- What actually happened?
- What would have happened, given what we know now, and events repeated over again?
- What would have happened (if we had made a change)?
- What’s going to happen next?
- What will happen next, if we can make a change?
For each of these points, the answer seems clear. The biggest issue is that they often overlap, and figuring out exactly what questions we’re answering is a bit more difficult. When it comes to what we’re trying to learn about players,
What actually happened?
This is the most clear-cut to express. The numbers themselves are not adjusted for anything; players with abnomally high shooting percentages get to keep the goals they scored, and defensemen who allow a large number of shots are still victimized by their iess competent linemates in the final totals. And ultimately, this is how we measure performance.
The problem is, these measures are meaningless without context. In the strictest sense, it’s impossible to compare two player performances because we can’t known exactly how player A would have performed in the events in which player B was involved.
This is why…
What would have happened (if we had made a change)?
is the midpoint that lets us answer those questions, since the change in question is “what if we swapped out our player in question and replayed the game over?”
This is the simplest adjustment: a baseline for context. What would be expected to happen to a stand-in player in similar circumstances? “Average” levels are a reasonable start, but we endorse the idea of “replacement” because that’s our best guess of who would have to take that job next if something came up.
So for the purposes of WAR, we’re not making adjustments to the actual observed events, only to what we expect would have happened. And its primary purpose is not to forecast future performance. This is the current approach we’re using for our WAR measures, partly because it’s the least difficult to understand, but we’re not limited to it.
Best widespread sports example: MVP voting (eventually).
This connects to…
What would have happened, given what we know now, and events repeated over again?
This is what we’re getting at when we try to measure talent; if the situation repeated itself, with the same conditions1, what kind of an outcome would we be most likely to see.
This can involve quite a bit of adjustment, mostly to get rid of noise in small samples but also to gain strength from the system as a whole. Results that are inconsistent with others are treated with suspicion and examined carefully.
Best widespread sports example: Barstool arguments over who was better, Gretzky or Lemieux, if they happened between Sam and Andrew.
What’s going to happen next?
This is pure prediction — gambling if you’re losing, arbitrage if you’re winning. We don’t get to fiddle any knobs, change any rosters or have any kind of pretend control over the future.
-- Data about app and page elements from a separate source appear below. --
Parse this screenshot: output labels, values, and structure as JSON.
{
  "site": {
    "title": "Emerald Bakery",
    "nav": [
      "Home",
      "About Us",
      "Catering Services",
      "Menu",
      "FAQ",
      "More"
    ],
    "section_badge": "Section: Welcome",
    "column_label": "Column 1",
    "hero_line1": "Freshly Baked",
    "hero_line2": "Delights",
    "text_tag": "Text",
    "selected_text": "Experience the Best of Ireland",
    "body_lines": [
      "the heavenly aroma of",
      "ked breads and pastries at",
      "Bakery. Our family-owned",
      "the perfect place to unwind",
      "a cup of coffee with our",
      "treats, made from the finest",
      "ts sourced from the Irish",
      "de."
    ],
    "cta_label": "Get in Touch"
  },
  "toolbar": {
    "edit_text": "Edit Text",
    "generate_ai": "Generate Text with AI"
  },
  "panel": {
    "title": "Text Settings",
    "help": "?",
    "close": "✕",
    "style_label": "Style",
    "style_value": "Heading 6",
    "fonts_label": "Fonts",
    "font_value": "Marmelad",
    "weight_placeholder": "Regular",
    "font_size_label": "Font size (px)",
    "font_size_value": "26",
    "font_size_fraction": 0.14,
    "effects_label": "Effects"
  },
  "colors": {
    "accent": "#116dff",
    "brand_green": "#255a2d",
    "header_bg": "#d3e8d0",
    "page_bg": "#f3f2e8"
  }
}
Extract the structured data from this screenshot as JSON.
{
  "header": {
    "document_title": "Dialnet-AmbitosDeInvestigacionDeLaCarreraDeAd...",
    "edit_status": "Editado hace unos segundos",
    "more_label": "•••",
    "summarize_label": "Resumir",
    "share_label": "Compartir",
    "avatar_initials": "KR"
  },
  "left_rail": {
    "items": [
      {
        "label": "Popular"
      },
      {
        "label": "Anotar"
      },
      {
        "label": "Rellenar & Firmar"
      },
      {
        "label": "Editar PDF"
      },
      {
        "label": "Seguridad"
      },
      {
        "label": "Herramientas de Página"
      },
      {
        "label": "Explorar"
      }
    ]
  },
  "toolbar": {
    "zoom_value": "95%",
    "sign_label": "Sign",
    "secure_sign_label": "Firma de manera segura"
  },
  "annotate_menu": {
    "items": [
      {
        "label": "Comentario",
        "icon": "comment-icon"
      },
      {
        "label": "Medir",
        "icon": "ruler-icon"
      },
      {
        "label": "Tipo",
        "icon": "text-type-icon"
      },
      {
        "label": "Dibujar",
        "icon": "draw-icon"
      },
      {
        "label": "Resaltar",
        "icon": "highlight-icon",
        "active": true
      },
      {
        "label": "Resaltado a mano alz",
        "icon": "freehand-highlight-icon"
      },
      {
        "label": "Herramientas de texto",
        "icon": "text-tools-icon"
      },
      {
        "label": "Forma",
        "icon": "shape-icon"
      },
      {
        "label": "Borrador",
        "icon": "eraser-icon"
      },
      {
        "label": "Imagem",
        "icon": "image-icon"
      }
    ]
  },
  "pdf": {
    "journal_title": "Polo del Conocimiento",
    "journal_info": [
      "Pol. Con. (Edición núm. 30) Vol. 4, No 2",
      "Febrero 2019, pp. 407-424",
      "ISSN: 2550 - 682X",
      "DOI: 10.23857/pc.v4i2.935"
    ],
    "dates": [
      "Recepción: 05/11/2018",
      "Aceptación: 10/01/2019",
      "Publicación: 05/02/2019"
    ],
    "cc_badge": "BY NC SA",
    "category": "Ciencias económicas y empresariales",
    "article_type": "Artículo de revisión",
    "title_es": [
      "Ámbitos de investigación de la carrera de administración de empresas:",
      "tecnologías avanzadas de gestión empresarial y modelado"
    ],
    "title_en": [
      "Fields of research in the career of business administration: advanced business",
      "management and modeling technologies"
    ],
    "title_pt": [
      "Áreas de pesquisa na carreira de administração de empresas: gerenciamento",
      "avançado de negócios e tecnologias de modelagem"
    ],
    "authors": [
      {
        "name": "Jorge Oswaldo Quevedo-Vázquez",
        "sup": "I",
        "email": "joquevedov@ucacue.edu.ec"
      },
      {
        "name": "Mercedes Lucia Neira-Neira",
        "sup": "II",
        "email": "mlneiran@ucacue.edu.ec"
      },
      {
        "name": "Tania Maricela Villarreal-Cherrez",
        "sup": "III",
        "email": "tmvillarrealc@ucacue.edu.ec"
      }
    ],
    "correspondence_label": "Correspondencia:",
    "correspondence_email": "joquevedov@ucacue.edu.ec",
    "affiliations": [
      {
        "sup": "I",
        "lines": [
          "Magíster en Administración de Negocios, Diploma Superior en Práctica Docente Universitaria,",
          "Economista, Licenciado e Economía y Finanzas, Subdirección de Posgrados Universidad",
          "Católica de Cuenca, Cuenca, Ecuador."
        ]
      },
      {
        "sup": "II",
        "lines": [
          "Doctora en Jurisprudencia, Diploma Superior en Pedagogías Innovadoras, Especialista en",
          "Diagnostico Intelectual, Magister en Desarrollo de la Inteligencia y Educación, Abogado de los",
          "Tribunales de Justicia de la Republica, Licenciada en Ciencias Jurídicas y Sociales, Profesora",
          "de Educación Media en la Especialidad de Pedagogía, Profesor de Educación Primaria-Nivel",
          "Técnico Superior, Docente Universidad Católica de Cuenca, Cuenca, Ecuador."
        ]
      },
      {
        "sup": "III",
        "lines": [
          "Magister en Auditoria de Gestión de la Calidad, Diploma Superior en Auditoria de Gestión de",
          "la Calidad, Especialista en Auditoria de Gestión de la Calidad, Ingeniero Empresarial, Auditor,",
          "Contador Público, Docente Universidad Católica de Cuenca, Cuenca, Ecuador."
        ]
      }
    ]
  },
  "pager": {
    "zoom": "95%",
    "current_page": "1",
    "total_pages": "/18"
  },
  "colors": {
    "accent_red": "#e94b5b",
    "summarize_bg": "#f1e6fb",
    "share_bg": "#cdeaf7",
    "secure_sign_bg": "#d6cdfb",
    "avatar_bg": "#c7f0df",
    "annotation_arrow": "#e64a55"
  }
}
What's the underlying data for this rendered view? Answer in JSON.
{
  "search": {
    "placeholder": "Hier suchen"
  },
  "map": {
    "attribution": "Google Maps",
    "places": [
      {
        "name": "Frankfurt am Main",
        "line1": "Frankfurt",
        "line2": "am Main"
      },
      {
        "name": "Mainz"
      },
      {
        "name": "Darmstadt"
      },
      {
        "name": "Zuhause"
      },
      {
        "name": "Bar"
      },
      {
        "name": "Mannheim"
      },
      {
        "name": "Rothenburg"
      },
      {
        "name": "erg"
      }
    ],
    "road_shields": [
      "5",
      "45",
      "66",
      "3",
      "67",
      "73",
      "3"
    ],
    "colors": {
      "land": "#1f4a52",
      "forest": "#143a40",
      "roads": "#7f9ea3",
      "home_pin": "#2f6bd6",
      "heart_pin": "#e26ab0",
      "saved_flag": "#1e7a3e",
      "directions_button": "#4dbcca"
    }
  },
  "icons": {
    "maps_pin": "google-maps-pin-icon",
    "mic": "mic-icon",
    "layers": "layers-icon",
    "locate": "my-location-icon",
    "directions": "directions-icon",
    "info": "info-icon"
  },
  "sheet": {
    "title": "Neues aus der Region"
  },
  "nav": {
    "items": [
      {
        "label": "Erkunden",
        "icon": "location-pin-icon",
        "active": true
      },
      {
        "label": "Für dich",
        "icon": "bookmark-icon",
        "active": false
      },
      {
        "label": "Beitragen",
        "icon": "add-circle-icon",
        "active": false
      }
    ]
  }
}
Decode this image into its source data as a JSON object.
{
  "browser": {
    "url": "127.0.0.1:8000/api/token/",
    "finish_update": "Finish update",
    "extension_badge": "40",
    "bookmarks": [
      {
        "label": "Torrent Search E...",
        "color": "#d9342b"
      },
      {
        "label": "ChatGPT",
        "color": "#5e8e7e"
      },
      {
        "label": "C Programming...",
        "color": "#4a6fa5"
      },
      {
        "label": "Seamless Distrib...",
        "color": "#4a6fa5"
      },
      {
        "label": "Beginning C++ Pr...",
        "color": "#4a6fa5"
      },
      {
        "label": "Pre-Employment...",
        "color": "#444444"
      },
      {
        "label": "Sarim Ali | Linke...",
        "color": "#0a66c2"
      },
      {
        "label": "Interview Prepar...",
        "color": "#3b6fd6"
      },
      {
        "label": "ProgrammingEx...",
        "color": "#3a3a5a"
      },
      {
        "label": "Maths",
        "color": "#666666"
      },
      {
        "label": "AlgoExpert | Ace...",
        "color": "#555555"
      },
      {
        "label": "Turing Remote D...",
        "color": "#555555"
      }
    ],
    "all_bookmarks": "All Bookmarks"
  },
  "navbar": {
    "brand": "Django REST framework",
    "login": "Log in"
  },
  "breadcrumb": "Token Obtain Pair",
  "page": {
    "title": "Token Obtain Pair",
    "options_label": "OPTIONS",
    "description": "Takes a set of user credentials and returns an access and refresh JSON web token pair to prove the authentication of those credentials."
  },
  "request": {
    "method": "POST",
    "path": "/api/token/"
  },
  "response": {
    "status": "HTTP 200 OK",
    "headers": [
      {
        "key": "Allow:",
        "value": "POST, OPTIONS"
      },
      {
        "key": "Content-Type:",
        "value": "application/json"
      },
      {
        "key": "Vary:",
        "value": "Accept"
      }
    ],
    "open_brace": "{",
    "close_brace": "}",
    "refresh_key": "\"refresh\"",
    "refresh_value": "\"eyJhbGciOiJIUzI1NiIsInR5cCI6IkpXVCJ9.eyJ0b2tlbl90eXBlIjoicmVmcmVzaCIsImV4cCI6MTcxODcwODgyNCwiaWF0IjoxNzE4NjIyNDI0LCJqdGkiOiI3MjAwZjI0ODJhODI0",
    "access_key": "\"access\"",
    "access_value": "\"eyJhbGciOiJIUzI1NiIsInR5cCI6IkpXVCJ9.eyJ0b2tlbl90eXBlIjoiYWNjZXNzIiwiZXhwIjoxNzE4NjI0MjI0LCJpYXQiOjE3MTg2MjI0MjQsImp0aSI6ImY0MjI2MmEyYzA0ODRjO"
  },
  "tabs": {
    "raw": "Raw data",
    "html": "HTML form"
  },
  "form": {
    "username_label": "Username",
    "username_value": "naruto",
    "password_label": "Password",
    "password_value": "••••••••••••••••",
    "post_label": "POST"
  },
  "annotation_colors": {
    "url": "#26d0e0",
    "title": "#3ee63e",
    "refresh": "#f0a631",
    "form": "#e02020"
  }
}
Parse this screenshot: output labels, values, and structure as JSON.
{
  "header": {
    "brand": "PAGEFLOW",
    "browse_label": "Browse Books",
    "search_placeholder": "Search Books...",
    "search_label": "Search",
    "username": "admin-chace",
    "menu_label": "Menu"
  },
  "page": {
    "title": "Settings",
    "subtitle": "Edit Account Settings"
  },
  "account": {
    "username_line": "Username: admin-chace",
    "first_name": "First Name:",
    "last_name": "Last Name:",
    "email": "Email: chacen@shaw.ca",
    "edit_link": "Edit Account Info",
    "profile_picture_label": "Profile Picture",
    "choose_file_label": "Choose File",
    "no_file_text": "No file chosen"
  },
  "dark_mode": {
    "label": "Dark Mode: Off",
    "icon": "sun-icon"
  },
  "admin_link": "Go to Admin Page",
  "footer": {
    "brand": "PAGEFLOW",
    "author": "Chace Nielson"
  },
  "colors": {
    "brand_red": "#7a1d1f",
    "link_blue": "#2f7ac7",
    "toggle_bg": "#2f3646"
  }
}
Our only task is to guess what’s to come and with what certainty.
The distinct thing about this is that the proof of the pudding is in the eating: it doesn’t really matter to people how you cooked up your estimates, because credibility is earned by being right more often in the long run.2
Best widespread and legal sports example: Fantasy leagues.
What will happen next, if we can make a change?
Ideally this is a question that connects back through the previous threads: screening out noise, estimating talent levels, forecasting forward and projecting to future outcomes — given that we have decisions to make and courses to change.
By and large this is separate from the immediate question of estimating WAR for past seasons, particularly if it’s a question of performance measurement and not talent. But it is connected in that it would be worth knowing what skills are worth what amount in salary and development.
Best example: The actual business of sports.